“No, they sure don’t. That’s the reason we are here. We talkto our legislators about research funding.” Alzheimer’s deaths increased 65%while deaths from other major diseases declined.
Once again, advocates from across the United States are atour nation’s capitol trying to rally our senators and representatives to fundAlzheimer’s research.
“My husband had anAlzheimer’s type of dementia,” I said. “It wasn’t Alzheimer’s but theAlzheimer’s Association helped me so much that I keep coming to DC each year.”
The cabbie continuedto ask questions about the disease affecting his seventy-seven-year-old mother.He told us his mother had come to the US from Somalia.
“What is the difference between Alzheimer’s and dementia?”he asked

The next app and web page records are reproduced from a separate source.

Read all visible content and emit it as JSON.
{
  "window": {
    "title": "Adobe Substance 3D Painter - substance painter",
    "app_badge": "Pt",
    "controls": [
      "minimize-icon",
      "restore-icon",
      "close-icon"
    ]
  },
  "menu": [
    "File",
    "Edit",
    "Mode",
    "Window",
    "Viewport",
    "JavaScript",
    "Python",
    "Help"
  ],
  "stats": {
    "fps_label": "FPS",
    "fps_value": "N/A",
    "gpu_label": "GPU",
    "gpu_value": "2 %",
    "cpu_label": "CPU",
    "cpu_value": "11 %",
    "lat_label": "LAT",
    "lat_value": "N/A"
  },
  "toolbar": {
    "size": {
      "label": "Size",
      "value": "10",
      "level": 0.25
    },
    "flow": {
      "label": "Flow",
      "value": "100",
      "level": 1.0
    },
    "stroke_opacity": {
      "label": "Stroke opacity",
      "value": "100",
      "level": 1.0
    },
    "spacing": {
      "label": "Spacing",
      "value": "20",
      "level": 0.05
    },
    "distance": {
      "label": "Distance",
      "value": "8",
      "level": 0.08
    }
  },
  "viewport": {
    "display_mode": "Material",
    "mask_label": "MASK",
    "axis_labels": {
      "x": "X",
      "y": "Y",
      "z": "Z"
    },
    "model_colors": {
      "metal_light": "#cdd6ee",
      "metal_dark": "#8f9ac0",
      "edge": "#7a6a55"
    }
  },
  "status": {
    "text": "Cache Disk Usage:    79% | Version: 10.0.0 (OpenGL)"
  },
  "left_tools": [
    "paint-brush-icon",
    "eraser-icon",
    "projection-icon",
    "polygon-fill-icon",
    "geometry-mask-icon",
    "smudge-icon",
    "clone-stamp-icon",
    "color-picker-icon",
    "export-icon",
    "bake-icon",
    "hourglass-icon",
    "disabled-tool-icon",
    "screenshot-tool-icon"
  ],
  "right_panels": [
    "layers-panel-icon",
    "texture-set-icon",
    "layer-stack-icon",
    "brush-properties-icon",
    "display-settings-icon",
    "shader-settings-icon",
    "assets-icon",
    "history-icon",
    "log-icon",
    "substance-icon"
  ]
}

“You can think of dementia like an umbrella and beneath thatumbrella are a lot of different diseases that cause dementia. Alzheimer’s is themain cause of dementia, but there are a lot of other diseases that can causedementia, like Lewy Body disease, vascular dementia, or frontotemporal dementia.”
“Like an umbrella.” He nodded his understanding.
“Yes,” I said. “Dementia is a general term for people withmemory loss and who have trouble performing daily activities. Differentconditions cause dementia symptoms including some that are reversible. That’swhy it’s important to have a complete medical workup.”
It always concerns me that someone will assume his loved one’smemory loss is Alzheimer’s when it might be a condition that can be treated.
“The doctor said my mother has Alzheimer’s,” he said. “Hesaid she didn’t have thyroid or a vitamin deficiency.”
“It’s good they checked those things out,” I said. We werepulling up to the hotel. “Be sure to contact your local Alzheimer’s Associationchapter. They can help you cope with the changes ahead.”
We settled the tab and as I stepped from the cab, I toldhim, “I wish you the best with your mom.” He smiled and thanked me.
As I closed the door, my heart went out to the cab driverwho had shared a slice of his life. His story is repeated 5.4 million timethroughout this country and has a predictable ending, at least for now. Maybesomeday I can share happier news with strangers I meet.